Here is a summary of the many different types of active solar space-heating systems:
Medium-temperature solar collectors are generally used for solar space heating. Solar space heating systems operate in much the same way as indirect solar water-heating systems, but they have a larger collector area, larger storage units, and more complex control systems. They are also usually configured to provide solar water heating and typically provide 30% to 70% of the residential heating, or combined heating and hot water, requirements. Active solar space-heating systems require more sophisticated design, installation, and maintenance techniques.

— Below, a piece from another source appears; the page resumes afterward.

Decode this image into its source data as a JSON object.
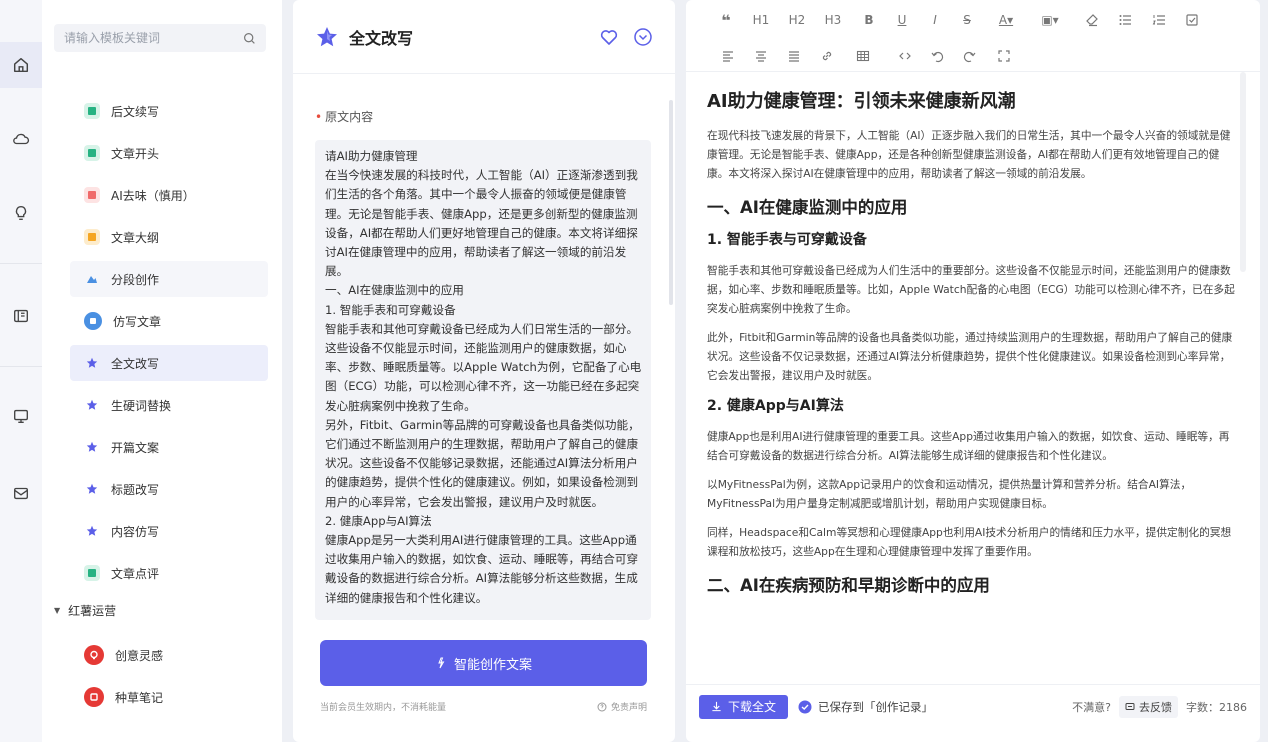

A very economical, but specialized space heating system is based upon use of transpired air collectors, mounted as an exterior cladding on a south-facing wall. These systems are used for ventilation preheating. This system heats only outdoor air. These collectors are unglazed, and a blower or fan is used to draw air through perforations in the wall to deliver ventilation air into the building. Solar ventilation air preheating systems are generally used in commercial and industrial applications that require large quantities of ventilation air, including: a) buildings that require much outdoor ventilation, such as warehouses, large manufacturing plants, and airplane maintenance hangars; b) crop drying; and c) pre-heating of boiler combustion air.
Cooling and refrigeration can be accomplished using thermally activated cooling systems (TACS) driven by solar energy. These systems can provide year-round utilization of collected solar heat, thereby significantly increasing the cost effectiveness and energy contribution of solar installations. These systems are sized to provide 30% to 60% of building cooling requirements using solar, with the remainder usually dependent on TACS fueled by natural gas. The TACS available for solar-driven cooling include absorption systems and desiccant systems. Generally, solar cooling is not used because of the high initial costs of TACS and the solar fields needed to drive them.